Reading Danny Sullivan’s “How the Mainstream Media Stole Our News Story Without Credit,” my first thought was:
“Dude, I feel you pain: about 30 years of it.”
I can’t count the number of times I’ve busted my butt to turn out an exclusive story, only to see a broadcast outlet swipe my hard-earned facts, with no new reporting, and use it as their own. Without credit.
Then there’s the age-old strategy of The Associated Press – take a story from a member newspaper, write a new lead, and move it across the country.
But I’m not only the victim in all this, I confess to being a conspirator. I think all of us have had an editor at one time or another run up to us waving a story from a competing news organization, saying, “We need this story. Go out and get it.” What they mean is, go out and get a story just like it and don’t tell anyone we got the idea from another organization.
Not one to argue with the person who provides I paycheck, I comply, although I’ve always tried to add depth, context or new reporting.
But Sullivan makes great points in tracking how his story about a woman suing Google over its walking directions.
With link journalism, we need to be more cognizant of crediting sources by linking back.
From when I first worked for a newspaper that decided it needed a web site – in 1998, and we thought that was behind then – grabbing links of research has been a practice.
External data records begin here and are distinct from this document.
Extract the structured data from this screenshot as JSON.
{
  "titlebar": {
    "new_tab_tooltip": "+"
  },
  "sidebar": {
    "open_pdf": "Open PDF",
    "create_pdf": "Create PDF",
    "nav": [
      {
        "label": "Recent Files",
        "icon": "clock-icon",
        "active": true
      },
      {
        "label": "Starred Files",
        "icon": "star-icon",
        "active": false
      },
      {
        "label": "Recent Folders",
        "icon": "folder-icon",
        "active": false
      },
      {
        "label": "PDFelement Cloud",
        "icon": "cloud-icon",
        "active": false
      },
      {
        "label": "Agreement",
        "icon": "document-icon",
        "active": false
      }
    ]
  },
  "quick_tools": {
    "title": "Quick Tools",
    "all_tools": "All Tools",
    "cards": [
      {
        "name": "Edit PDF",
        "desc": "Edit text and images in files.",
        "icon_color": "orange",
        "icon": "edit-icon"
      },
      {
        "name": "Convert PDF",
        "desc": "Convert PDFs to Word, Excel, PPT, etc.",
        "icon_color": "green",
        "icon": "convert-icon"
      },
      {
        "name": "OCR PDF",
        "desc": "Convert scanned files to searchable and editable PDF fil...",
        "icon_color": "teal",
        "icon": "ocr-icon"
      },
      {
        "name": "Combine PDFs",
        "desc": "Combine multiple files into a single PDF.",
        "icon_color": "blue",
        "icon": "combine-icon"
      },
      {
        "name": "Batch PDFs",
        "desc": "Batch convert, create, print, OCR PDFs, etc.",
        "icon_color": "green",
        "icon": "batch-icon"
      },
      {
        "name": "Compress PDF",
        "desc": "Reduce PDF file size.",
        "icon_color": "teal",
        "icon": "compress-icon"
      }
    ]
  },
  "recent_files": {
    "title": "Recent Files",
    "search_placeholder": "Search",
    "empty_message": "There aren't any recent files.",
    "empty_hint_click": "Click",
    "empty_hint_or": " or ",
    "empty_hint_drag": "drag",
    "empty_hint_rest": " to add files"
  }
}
Editors would always ask for “web extras” and reporters would shrug and say, “What’s that.” A list of links found during research worked to give readers context and more information.
Then came upload source documents, as Sullivan did, so people could see where we were getting our information.
Now with delicious and Publish2, it’s easier than ever to save those links. Download the browser tool bars, click and save. Then share the list with your web team and they can run it, or embed it into the story.
Old news, you may say? You know this already, don’t you?
Well, read Sulllivan’s post and you’ll realize that while this may be basic online journalism, too few people are doing it.